--- What the exercise asks ---
Filter the data below, keeping only lines that contain "icon".
━━━━━ Available records ━━━━━
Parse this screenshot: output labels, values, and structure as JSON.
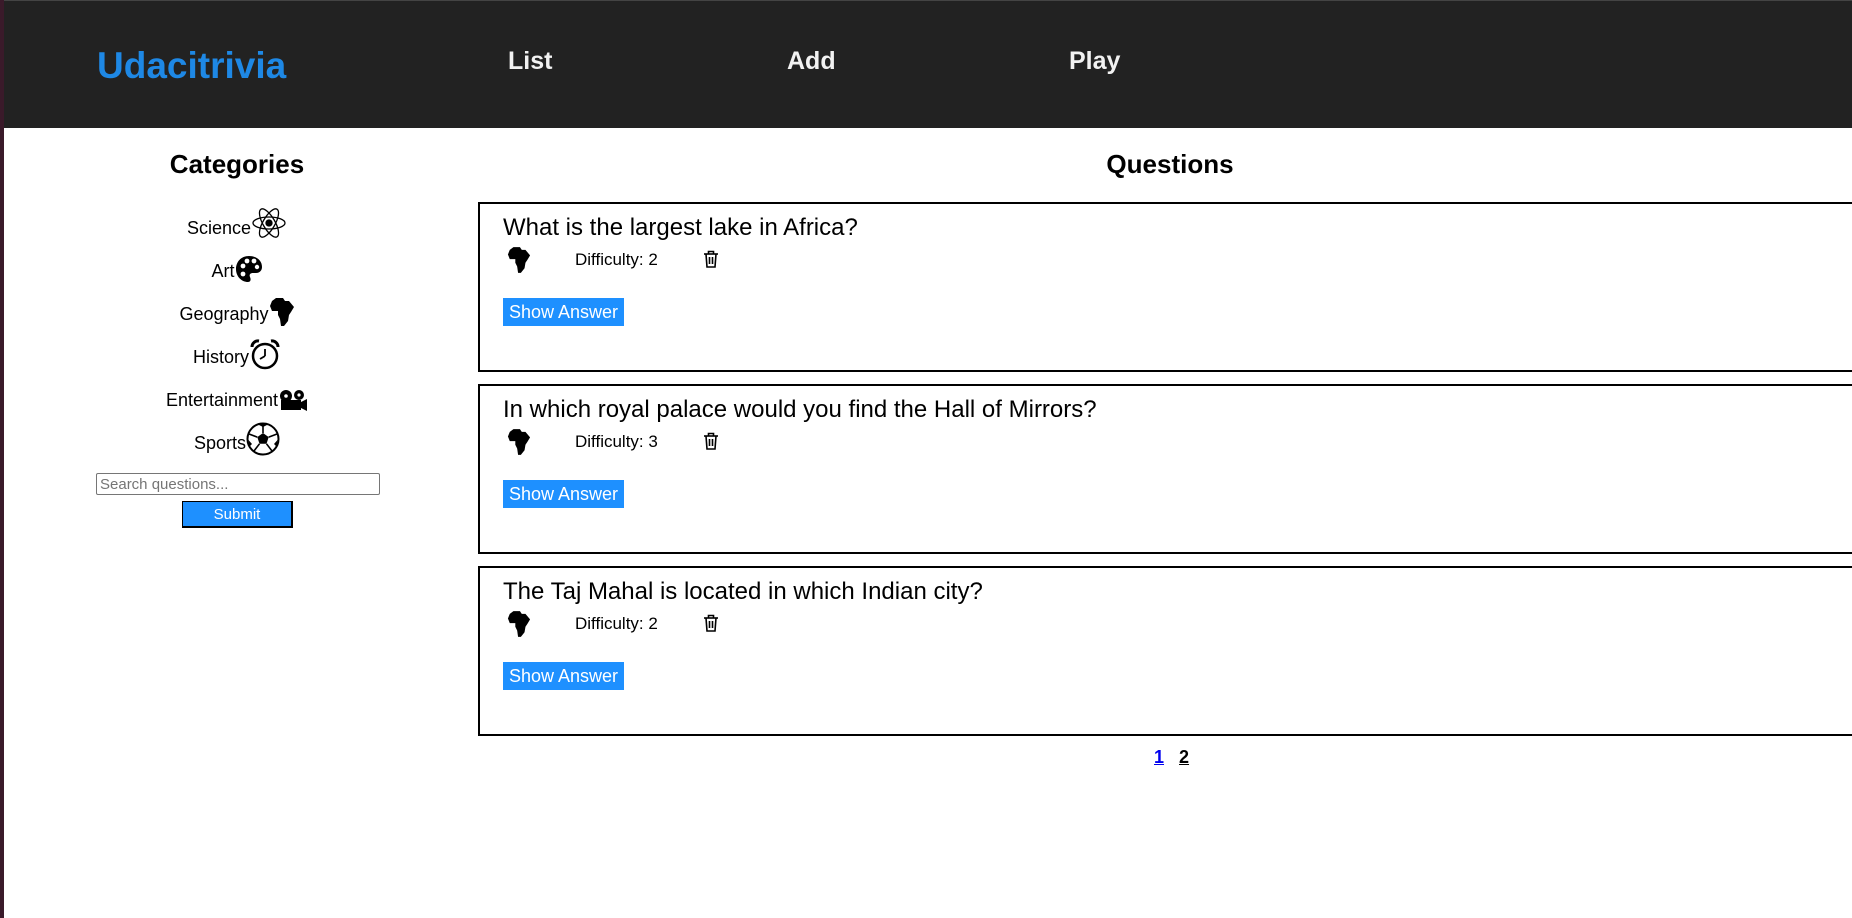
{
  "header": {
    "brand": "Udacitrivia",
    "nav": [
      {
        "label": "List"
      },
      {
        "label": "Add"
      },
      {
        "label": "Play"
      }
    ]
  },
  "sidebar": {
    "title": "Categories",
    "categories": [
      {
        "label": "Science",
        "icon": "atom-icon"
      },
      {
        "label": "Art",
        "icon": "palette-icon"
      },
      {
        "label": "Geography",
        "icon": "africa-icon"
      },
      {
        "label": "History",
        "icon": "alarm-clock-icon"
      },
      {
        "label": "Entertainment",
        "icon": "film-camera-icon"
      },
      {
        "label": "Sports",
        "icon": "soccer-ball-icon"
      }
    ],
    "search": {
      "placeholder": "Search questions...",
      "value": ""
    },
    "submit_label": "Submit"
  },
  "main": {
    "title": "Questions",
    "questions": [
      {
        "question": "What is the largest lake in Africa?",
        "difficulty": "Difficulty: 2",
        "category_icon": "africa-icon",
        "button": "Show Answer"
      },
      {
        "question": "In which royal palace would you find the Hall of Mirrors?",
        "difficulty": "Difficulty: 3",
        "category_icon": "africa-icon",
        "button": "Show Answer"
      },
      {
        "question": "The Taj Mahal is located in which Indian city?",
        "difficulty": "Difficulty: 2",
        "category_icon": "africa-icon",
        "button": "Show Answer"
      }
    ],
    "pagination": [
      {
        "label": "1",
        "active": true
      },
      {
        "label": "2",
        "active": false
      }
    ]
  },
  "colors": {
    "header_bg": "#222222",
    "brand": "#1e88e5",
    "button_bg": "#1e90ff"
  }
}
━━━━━
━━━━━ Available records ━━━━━
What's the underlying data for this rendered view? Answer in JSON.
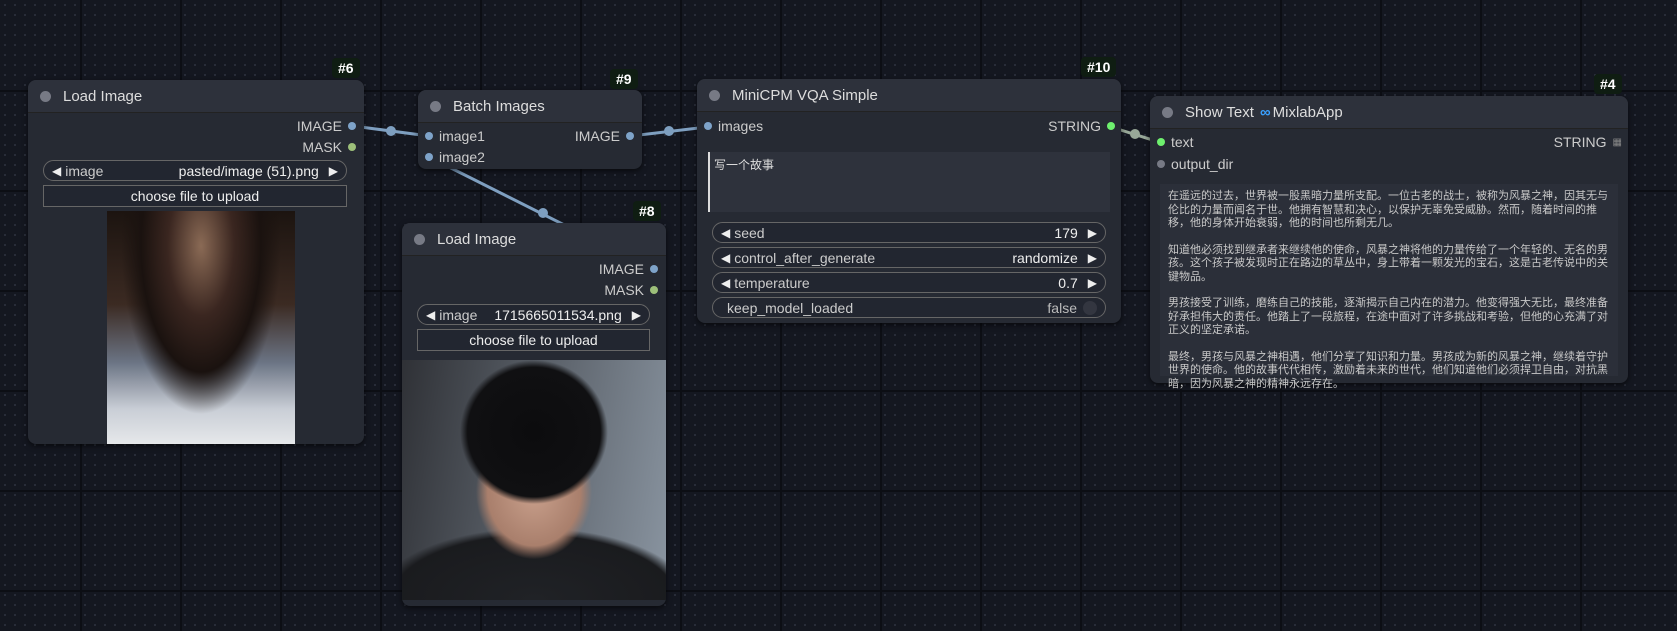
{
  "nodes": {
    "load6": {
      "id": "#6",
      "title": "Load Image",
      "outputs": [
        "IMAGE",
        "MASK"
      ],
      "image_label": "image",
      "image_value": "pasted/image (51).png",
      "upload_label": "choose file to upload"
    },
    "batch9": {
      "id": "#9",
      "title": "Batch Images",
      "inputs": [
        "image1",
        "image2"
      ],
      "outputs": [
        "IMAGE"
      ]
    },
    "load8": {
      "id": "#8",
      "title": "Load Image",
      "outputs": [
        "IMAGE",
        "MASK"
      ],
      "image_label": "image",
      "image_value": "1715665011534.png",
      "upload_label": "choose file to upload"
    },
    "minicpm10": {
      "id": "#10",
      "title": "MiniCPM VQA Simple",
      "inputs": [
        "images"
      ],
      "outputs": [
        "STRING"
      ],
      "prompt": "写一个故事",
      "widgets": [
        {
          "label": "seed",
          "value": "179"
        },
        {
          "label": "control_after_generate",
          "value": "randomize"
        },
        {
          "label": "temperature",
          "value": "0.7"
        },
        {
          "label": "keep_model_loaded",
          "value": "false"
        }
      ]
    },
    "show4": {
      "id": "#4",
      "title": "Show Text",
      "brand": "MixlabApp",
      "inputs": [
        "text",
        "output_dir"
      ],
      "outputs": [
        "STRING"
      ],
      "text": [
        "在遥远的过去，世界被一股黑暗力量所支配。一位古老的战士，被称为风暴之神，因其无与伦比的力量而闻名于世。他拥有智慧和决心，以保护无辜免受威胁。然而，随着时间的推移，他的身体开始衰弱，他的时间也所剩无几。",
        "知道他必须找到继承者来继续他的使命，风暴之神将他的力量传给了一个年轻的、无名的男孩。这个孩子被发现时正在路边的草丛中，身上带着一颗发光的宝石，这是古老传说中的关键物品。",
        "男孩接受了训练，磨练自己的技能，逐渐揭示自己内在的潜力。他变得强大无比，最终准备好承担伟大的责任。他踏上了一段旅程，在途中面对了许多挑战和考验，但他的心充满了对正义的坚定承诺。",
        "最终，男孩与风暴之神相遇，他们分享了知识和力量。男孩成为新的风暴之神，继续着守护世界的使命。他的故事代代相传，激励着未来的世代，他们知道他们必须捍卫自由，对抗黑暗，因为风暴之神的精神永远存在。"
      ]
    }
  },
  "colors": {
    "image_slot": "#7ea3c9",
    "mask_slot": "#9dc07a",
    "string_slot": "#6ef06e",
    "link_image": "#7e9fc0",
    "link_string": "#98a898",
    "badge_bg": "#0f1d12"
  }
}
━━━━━
--- Result of this task ---
        "icon": "atom-icon"
        "icon": "palette-icon"
        "icon": "africa-icon"
        "icon": "alarm-clock-icon"
        "icon": "film-camera-icon"
        "icon": "soccer-ball-icon"
        "category_icon": "africa-icon",
        "category_icon": "africa-icon",
        "category_icon": "africa-icon",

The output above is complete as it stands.